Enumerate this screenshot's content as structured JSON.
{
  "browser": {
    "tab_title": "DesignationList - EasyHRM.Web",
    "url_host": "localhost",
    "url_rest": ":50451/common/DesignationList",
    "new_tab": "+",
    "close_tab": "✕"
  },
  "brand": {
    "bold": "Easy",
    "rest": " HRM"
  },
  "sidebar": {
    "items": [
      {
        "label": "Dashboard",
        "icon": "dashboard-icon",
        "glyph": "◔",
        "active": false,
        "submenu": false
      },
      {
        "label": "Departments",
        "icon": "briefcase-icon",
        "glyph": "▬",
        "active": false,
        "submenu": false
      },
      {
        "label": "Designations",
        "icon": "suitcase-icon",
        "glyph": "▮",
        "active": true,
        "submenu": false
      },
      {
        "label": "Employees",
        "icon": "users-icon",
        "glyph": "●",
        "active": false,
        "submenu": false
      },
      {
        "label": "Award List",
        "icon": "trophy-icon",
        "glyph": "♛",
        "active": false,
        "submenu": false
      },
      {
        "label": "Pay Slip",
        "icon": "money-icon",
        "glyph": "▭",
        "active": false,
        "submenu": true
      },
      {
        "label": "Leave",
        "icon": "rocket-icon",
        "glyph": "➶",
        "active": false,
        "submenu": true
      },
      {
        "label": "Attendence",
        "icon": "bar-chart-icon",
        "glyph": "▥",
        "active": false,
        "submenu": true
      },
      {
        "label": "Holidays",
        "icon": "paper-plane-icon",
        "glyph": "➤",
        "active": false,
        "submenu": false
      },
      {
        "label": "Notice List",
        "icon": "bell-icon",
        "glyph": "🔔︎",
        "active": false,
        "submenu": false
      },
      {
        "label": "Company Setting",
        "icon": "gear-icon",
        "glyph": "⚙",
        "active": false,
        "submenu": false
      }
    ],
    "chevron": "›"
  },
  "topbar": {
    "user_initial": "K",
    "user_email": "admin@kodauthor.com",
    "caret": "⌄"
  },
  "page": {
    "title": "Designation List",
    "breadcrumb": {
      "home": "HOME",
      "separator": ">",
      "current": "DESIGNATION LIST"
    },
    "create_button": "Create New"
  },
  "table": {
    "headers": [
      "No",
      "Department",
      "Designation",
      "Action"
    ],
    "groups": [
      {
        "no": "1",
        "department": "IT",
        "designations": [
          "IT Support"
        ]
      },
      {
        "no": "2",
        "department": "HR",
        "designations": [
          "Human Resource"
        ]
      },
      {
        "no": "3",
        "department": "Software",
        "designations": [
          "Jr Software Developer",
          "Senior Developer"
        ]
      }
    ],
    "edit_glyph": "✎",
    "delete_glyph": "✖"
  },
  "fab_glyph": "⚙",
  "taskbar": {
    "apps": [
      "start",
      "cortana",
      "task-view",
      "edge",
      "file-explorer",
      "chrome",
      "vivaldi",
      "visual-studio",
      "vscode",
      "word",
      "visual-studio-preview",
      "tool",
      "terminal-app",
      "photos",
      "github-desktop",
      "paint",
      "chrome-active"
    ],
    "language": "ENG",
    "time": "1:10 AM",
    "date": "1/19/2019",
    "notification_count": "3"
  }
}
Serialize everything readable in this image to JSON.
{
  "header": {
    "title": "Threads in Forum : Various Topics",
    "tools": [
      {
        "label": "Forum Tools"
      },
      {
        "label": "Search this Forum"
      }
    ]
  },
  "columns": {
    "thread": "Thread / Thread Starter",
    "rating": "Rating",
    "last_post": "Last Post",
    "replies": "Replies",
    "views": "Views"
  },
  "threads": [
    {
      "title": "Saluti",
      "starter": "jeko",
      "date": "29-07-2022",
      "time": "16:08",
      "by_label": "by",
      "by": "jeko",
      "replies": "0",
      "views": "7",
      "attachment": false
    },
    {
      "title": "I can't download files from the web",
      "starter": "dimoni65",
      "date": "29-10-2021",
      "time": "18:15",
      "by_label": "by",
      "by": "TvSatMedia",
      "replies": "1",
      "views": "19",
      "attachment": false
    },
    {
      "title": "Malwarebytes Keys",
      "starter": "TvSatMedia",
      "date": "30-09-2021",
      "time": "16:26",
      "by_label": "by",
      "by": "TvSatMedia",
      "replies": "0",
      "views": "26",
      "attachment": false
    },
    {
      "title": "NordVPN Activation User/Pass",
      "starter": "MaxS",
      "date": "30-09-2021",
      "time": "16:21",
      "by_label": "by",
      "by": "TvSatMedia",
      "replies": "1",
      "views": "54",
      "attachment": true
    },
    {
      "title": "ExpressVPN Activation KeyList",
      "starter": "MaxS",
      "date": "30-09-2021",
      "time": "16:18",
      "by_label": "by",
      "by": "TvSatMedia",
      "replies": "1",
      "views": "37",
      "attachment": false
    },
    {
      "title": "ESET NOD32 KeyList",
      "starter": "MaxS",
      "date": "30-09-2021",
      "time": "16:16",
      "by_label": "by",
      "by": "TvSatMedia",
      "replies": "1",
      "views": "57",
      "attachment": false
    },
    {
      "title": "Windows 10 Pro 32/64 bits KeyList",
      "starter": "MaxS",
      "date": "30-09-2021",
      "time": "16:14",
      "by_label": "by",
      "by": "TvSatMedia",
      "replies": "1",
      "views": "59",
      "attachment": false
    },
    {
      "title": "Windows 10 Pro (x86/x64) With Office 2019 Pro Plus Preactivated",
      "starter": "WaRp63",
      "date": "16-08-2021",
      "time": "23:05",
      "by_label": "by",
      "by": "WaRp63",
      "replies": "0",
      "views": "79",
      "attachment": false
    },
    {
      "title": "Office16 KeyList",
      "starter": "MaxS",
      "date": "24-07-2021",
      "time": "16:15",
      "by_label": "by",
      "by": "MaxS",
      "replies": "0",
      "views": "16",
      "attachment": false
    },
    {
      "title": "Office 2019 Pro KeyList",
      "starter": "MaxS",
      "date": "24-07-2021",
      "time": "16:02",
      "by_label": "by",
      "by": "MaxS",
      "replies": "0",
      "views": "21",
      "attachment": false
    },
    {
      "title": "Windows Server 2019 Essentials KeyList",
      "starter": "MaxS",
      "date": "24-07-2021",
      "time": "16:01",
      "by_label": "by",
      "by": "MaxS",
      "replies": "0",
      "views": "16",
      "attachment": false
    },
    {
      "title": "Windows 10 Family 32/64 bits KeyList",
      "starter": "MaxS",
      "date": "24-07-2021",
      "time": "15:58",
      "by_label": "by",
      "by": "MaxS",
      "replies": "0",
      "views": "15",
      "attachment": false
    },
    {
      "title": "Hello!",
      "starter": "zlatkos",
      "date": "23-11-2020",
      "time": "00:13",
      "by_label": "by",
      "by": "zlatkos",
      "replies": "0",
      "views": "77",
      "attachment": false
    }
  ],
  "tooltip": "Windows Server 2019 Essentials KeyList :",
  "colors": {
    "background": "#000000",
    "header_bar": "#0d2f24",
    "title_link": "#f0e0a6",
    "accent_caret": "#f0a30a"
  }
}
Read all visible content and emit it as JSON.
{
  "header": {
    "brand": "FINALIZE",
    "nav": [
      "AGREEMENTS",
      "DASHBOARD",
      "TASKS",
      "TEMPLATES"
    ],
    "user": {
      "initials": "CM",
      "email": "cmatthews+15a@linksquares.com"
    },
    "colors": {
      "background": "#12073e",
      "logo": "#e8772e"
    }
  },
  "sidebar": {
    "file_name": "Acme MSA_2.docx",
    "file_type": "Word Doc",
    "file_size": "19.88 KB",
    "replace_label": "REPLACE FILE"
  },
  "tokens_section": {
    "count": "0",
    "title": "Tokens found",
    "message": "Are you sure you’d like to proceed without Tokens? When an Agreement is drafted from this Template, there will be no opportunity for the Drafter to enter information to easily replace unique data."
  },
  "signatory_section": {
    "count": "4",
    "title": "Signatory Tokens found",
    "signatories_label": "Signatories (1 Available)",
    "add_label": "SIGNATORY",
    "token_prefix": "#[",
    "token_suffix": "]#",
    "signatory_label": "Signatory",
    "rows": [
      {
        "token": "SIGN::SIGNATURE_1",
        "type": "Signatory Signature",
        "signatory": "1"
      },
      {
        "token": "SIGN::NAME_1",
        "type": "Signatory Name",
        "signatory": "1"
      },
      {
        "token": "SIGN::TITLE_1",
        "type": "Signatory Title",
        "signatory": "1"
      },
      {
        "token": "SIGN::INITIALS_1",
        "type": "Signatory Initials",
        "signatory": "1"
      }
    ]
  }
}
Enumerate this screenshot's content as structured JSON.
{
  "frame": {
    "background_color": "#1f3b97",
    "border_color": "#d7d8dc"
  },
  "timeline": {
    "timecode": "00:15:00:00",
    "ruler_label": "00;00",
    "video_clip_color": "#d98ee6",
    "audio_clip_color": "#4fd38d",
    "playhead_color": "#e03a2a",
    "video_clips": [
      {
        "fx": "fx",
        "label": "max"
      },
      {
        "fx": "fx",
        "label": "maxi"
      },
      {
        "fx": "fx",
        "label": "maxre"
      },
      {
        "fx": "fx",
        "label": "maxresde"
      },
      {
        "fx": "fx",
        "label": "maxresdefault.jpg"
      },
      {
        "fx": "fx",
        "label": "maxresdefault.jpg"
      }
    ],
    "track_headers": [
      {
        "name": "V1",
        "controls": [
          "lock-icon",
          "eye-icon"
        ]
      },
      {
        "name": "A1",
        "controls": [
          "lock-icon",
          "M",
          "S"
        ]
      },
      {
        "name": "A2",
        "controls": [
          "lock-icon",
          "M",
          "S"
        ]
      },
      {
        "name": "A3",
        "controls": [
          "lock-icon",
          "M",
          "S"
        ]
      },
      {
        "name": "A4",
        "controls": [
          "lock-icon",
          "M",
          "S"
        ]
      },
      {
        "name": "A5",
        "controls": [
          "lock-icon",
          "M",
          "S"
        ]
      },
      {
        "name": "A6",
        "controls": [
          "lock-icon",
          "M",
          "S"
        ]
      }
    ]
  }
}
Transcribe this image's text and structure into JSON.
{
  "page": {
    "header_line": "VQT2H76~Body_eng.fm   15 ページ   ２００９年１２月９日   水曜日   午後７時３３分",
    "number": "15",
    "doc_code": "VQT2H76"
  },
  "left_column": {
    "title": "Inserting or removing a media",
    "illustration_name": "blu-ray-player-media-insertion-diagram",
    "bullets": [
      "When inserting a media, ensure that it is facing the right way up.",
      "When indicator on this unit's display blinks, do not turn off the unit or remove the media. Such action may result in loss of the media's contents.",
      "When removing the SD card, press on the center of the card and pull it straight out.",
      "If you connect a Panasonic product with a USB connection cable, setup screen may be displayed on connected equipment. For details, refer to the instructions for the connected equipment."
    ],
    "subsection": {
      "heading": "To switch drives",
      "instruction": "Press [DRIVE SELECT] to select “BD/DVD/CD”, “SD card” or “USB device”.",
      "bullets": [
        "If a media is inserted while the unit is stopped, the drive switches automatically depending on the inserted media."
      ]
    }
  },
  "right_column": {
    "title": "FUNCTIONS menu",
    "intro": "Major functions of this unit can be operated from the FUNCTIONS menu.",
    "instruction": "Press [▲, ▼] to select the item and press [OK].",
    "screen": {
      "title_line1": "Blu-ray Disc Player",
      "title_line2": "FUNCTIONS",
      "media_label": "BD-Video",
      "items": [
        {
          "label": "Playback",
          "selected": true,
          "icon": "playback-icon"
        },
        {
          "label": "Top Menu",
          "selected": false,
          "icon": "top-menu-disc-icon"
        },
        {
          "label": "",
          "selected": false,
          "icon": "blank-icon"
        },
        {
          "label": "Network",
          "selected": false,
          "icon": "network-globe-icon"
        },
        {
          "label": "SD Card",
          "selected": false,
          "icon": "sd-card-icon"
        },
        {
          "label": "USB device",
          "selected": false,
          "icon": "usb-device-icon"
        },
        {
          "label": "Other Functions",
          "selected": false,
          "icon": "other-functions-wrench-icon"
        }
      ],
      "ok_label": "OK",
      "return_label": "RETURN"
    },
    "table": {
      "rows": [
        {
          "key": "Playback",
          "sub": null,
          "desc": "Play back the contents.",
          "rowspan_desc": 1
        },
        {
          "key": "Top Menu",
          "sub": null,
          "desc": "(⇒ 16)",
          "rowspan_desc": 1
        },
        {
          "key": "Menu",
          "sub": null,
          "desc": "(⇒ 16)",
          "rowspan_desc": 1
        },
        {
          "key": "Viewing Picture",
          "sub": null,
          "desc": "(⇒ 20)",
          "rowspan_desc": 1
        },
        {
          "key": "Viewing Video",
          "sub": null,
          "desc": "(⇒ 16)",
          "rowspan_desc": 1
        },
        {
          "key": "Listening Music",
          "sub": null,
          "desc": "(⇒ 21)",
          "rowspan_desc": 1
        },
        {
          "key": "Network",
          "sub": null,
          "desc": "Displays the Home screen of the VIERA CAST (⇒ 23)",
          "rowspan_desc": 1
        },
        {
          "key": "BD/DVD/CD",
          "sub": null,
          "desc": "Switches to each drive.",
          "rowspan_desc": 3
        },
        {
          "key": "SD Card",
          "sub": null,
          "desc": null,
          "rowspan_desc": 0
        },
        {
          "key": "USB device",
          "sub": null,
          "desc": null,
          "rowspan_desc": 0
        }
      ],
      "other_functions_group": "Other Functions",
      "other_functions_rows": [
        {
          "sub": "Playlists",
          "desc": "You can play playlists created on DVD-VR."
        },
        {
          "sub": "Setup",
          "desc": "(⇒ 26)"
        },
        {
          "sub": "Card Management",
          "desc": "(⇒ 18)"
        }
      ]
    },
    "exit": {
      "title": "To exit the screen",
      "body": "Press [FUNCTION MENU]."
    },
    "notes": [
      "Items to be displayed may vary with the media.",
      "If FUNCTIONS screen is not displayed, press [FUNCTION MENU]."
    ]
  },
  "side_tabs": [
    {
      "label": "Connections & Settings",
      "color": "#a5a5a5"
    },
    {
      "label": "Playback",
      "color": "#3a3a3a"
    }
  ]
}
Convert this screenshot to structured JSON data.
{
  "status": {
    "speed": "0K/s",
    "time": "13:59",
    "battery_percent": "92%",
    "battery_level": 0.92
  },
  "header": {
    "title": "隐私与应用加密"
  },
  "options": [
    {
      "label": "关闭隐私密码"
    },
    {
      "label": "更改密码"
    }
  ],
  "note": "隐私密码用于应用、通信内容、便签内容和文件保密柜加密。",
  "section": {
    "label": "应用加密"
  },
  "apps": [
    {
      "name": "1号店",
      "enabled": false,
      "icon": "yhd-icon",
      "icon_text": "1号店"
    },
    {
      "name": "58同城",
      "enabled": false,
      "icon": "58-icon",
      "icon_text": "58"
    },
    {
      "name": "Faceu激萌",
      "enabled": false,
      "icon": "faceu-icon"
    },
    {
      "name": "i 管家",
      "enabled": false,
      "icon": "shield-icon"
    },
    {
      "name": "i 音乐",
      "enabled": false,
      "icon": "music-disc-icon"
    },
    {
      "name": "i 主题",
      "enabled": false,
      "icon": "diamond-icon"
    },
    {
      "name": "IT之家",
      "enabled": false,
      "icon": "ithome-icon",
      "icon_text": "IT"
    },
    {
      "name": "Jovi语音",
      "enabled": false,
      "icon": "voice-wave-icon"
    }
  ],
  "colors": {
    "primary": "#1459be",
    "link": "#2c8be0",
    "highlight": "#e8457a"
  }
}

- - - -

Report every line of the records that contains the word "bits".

      "title": "Windows 10 Pro 32/64 bits KeyList",
      "title": "Windows 10 Family 32/64 bits KeyList",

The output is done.